Wednesday, February 23, 2011

Make U.S. Arts Policy an International Discussion


Contributed by Guest Blogger of the Week, Paul Nagle.

I like to think of myself as an internationalist, and in that role, I have been speaking to my (mostly European) cultural counterparts for years.  Until recently, I have generally hit a brick wall in trying to discuss U.S. Cultural Policy with them.  Their reaction was always the same.  “It is useless to discuss arts funding with you, because it is apples and oranges.  We have always had support for the arts and we will never lose that patrimony.  It’s just too different.”  Hmmm. 

Suddenly, this September, when I was in Berlin, I started hearing a different tune.  Italy’s cultural budget has been obliterated by Berlusconi and Cameron cut the British Council’s budget by 40% shortly after taking office in the U.K.  The Netherlands now has a right-wing coalition government slashing the cultural budget.  (For a take on the situation in the Netherlands, go to our blogsite where ICSCS Associate Director Lise Brenner has posted “Leftist Hobbies (or does the Dutch voter really hate art, Greenpeace, and their local squat café?)”.

So now our European counterparts seem more willing to discuss “Why are artists under attack and how do we respond?” It’s an opening for expanded international engagement, and a reason for artists around the world to work together.  As an example, we were contacted last week by The Internationalists, a coalition of theater directors from around the globe, regarding "Theatre Uncut in New York," a solidarity event in support of Reclaim Productions’ call for a "National Theatre Uprising" which has brought together seven of the UK's leading playwrights in response to the unprecedented public spending cuts in the UK.  On Thursday, March 3rd at 8pm, the 5th Annual NoPe Conference: Global Change in Performance, NoPassport, and The Internationalists in association with INTAR will present an evening of short play readings at INTAR. This event is both in solidarity with UK artists and celebrates the potential of civic responsibility by artists everywhere. It is one among many efforts by hundreds of theatre companies, universities, artists and global supporters who will be staging these shorts throughout March.

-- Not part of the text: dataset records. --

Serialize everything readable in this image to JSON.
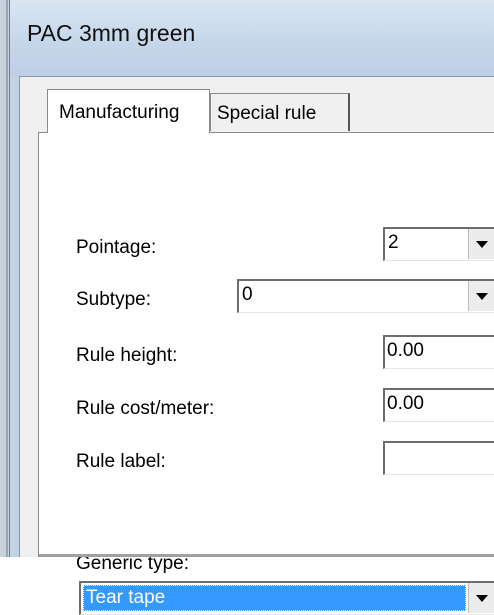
{
  "window": {
    "title": "PAC 3mm green"
  },
  "tabs": [
    {
      "label": "Manufacturing",
      "active": true
    },
    {
      "label": "Special rule",
      "active": false
    }
  ],
  "form": {
    "pointage": {
      "label": "Pointage:",
      "value": "2"
    },
    "subtype": {
      "label": "Subtype:",
      "value": "0"
    },
    "rule_height": {
      "label": "Rule height:",
      "value": "0.00"
    },
    "rule_cost": {
      "label": "Rule cost/meter:",
      "value": "0.00"
    },
    "rule_label": {
      "label": "Rule label:",
      "value": ""
    },
    "generic_type": {
      "label": "Generic type:",
      "value": "Tear tape"
    }
  },
  "icons": {
    "dropdown": "chevron-down-icon"
  },
  "colors": {
    "selection": "#3399ff",
    "titlebar": "#c5d6ea"
  }
}
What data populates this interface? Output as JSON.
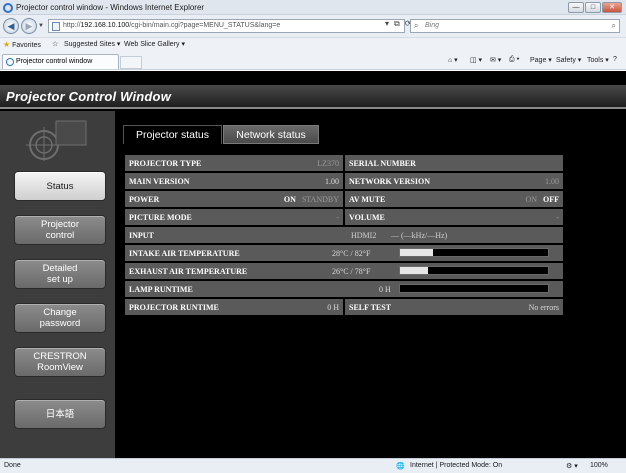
{
  "browser": {
    "window_title": "Projector control window - Windows Internet Explorer",
    "url_prefix": "http://",
    "url_host": "192.168.10.100",
    "url_path": "/cgi-bin/main.cgi?page=MENU_STATUS&lang=e",
    "search_placeholder": "Bing",
    "favorites_label": "Favorites",
    "suggested_sites_label": "Suggested Sites ▾",
    "web_slice_label": "Web Slice Gallery ▾",
    "tab_title": "Projector control window",
    "commands": {
      "page": "Page ▾",
      "safety": "Safety ▾",
      "tools": "Tools ▾"
    }
  },
  "app": {
    "title": "Projector Control Window",
    "sidebar": [
      {
        "label": "Status",
        "active": true
      },
      {
        "label": "Projector\ncontrol",
        "active": false
      },
      {
        "label": "Detailed\nset up",
        "active": false
      },
      {
        "label": "Change\npassword",
        "active": false
      },
      {
        "label": "CRESTRON\nRoomView",
        "active": false
      },
      {
        "label": "日本語",
        "active": false
      }
    ],
    "tabs": [
      {
        "label": "Projector status",
        "active": true
      },
      {
        "label": "Network status",
        "active": false
      }
    ],
    "status": {
      "projector_type_label": "PROJECTOR TYPE",
      "projector_type_value": "LZ370",
      "serial_number_label": "SERIAL NUMBER",
      "serial_number_value": "",
      "main_version_label": "MAIN VERSION",
      "main_version_value": "1.00",
      "network_version_label": "NETWORK VERSION",
      "network_version_value": "1.00",
      "power_label": "POWER",
      "power_on": "ON",
      "power_standby": "STANDBY",
      "av_mute_label": "AV MUTE",
      "av_mute_on": "ON",
      "av_mute_off": "OFF",
      "picture_mode_label": "PICTURE MODE",
      "picture_mode_value": "-",
      "volume_label": "VOLUME",
      "volume_value": "-",
      "input_label": "INPUT",
      "input_value": "HDMI2",
      "input_signal": "— (—kHz/—Hz)",
      "intake_label": "INTAKE AIR TEMPERATURE",
      "intake_value": "28°C / 82°F",
      "intake_level": 0.22,
      "exhaust_label": "EXHAUST AIR TEMPERATURE",
      "exhaust_value": "26°C / 78°F",
      "exhaust_level": 0.19,
      "lamp_label": "LAMP RUNTIME",
      "lamp_value": "0 H",
      "lamp_level": 0,
      "runtime_label": "PROJECTOR RUNTIME",
      "runtime_value": "0 H",
      "self_test_label": "SELF TEST",
      "self_test_value": "No errors"
    }
  },
  "statusbar": {
    "left": "Done",
    "zone": "Internet | Protected Mode: On",
    "zoom": "100%"
  }
}
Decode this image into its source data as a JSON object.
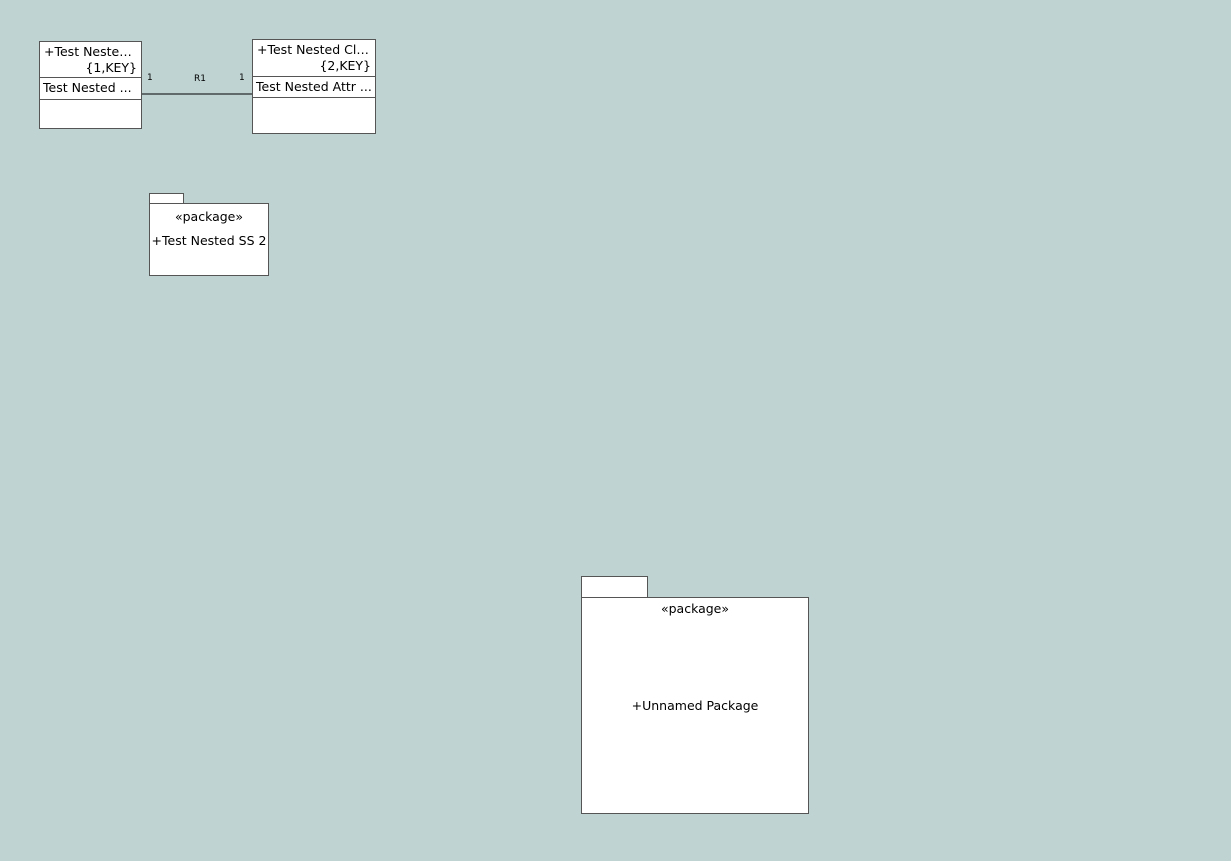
{
  "diagram": {
    "classes": [
      {
        "name": "+Test Nested...",
        "key": "{1,KEY}",
        "attribute": "Test Nested ..."
      },
      {
        "name": "+Test Nested Cla...",
        "key": "{2,KEY}",
        "attribute": "Test Nested Attr ..."
      }
    ],
    "association": {
      "name": "R1",
      "left_multiplicity": "1",
      "right_multiplicity": "1"
    },
    "packages": [
      {
        "stereotype": "«package»",
        "name": "+Test Nested SS 2"
      },
      {
        "stereotype": "«package»",
        "name": "+Unnamed Package"
      }
    ]
  },
  "colors": {
    "canvas_background": "#bfd3d3",
    "element_fill": "#ffffff",
    "element_border": "#555555"
  }
}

But it’s not all about funding.  We are working with Jared Akama Ondieki and CEPACET in Kenya, who is engaging artists in a campaign to peace-build during the upcoming elections.  We are looking for a sister city project in Arizona to pair U.S. and Kenyan artists engaged in promoting civility during election cycles.  Wouldn’t it be great to have the two campaigns helping each other and comparing notes?   We are also working with Shalom Neuman , visual artist, in the Czech Republic, who is converting a 10th century basilica in Bohemia into a cultural center celebrating all of the ethnic communities that have called the region home. The center will be a locus for understanding as two towns create a repatriation campaign for Jews and Germans who lost their properties or were driven out as a result of World War II.  And we are working with Todd Lester of freeDimensional an organization that has created a network of arts facilities around the world that work to provide short and long-term safe haven to artists who have become political refugees (which happens way more often than it should).

As funding paradigms are collapsing globally under the crush of the baby boomer numbers, and as people around the world gain new understanding of how arts and culture can lift conversations about global challenges, we have new openings for international cultural policy discussions.  Exposure to ideas from around the world will strengthen all our investigations, and spur expanded thinking on what is possible anywhere. The time for provincial thinking on cultural policy has passed.



  1. It is a sad state of affairs when the rest of the world's arts funding is starting to resemble ours.

  2. Collaborations between artists of different companies, cities and countries are always a good way to stretch the artists and companies involved. We all gain experience and develop friends, but some of us have been doing that for years and it doesn't necessarily help stabilize the organizations involved.

    I think what you are talking about - both here and in your previous blog - is switching gears and looking to collaborate with political organizations or other, non-artistic orgs. That is interesting. Maybe those kinds of partnerships will bring a stabilizing influence. Not sure yet.

    And the work to find those organizations and match them with grassroots arts organizations here in our community seems daunting and overwhelming.

    I will follow ICSCS with interest.

  3. Check out the article on The Clyde Fitch Report about the ICSCS launch:

  4. Hey younglee, I think yes, building those types of collaborations is the groundwork for shifting the paradigm, but (and correct me if I'm wrong Paul)I think Paul is saying that that is the very beginning and the goal is ultimately to change perception, policy and eventually legislation around arts and culture. Which would help create a stronger foundation for arts organizations.

    It is a tough nut to crack, but I am encouraged by your enthusiasm Paul.

  5. In your last paragraph, you are really looking at the dysfunctional cultural issues around the world and seeing an opportunity. Sounds like some Indie Theater companies that I know.

  6. What happens when your film is #2 on the all-time box office, but happens to be an adult film?